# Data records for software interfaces

____

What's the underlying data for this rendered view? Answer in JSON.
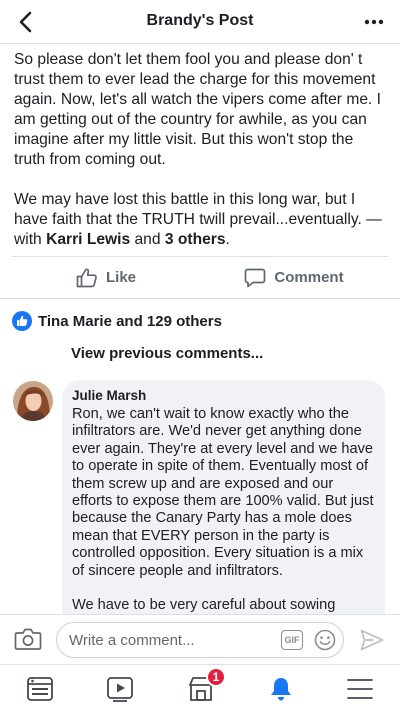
{
  "header": {
    "title": "Brandy's Post",
    "back_icon": "chevron-left-icon",
    "more_icon": "more-dots-icon"
  },
  "post": {
    "paragraph1": "So please don't let them fool you and please don' t trust them to ever lead the charge for this movement again. Now, let's all watch the vipers come after me. I am getting out of the country for awhile, as you can imagine after my little visit. But this won't stop the truth from coming out.",
    "paragraph2_text": "We may have lost this battle in this long war, but I have faith that the TRUTH twill prevail...eventually. — with ",
    "tagged_person": "Karri Lewis",
    "and_text": " and ",
    "others_text": "3 others",
    "period": "."
  },
  "actions": {
    "like_label": "Like",
    "comment_label": "Comment"
  },
  "reactions": {
    "summary": "Tina Marie and 129 others"
  },
  "comments": {
    "view_previous": "View previous comments...",
    "items": [
      {
        "author": "Julie Marsh",
        "paragraph1": "Ron, we can't wait to know exactly who the infiltrators are. We'd never get anything done ever again. They're at every level and we have to operate in spite of them. Eventually most of them screw up and are exposed and our efforts to expose them are 100% valid. But just because the Canary Party has a mole does mean that EVERY person in the party is controlled opposition. Every situation is a mix of sincere people and infiltrators.",
        "paragraph2": "We have to be very careful about sowing"
      }
    ]
  },
  "composer": {
    "placeholder": "Write a comment...",
    "gif_label": "GIF"
  },
  "tabbar": {
    "notification_badge": "1",
    "accent_color": "#1877f2"
  },
  "colors": {
    "brand": "#1877f2",
    "badge": "#e41e3f",
    "bubble": "#f0f2f5"
  }
}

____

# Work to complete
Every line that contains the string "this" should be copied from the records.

# Answer below
What's the underlying data for this rendered view? Answer in JSON.
    "paragraph1": "So please don't let them fool you and please don' t trust them to ever lead the charge for this movement again. Now, let's all watch the vipers come after me. I am getting out of the country for awhile, as you can imagine after my little visit. But this won't stop the truth from coming out.",
    "paragraph2_text": "We may have lost this battle in this long war, but I have faith that the TRUTH twill prevail...eventually. — with ",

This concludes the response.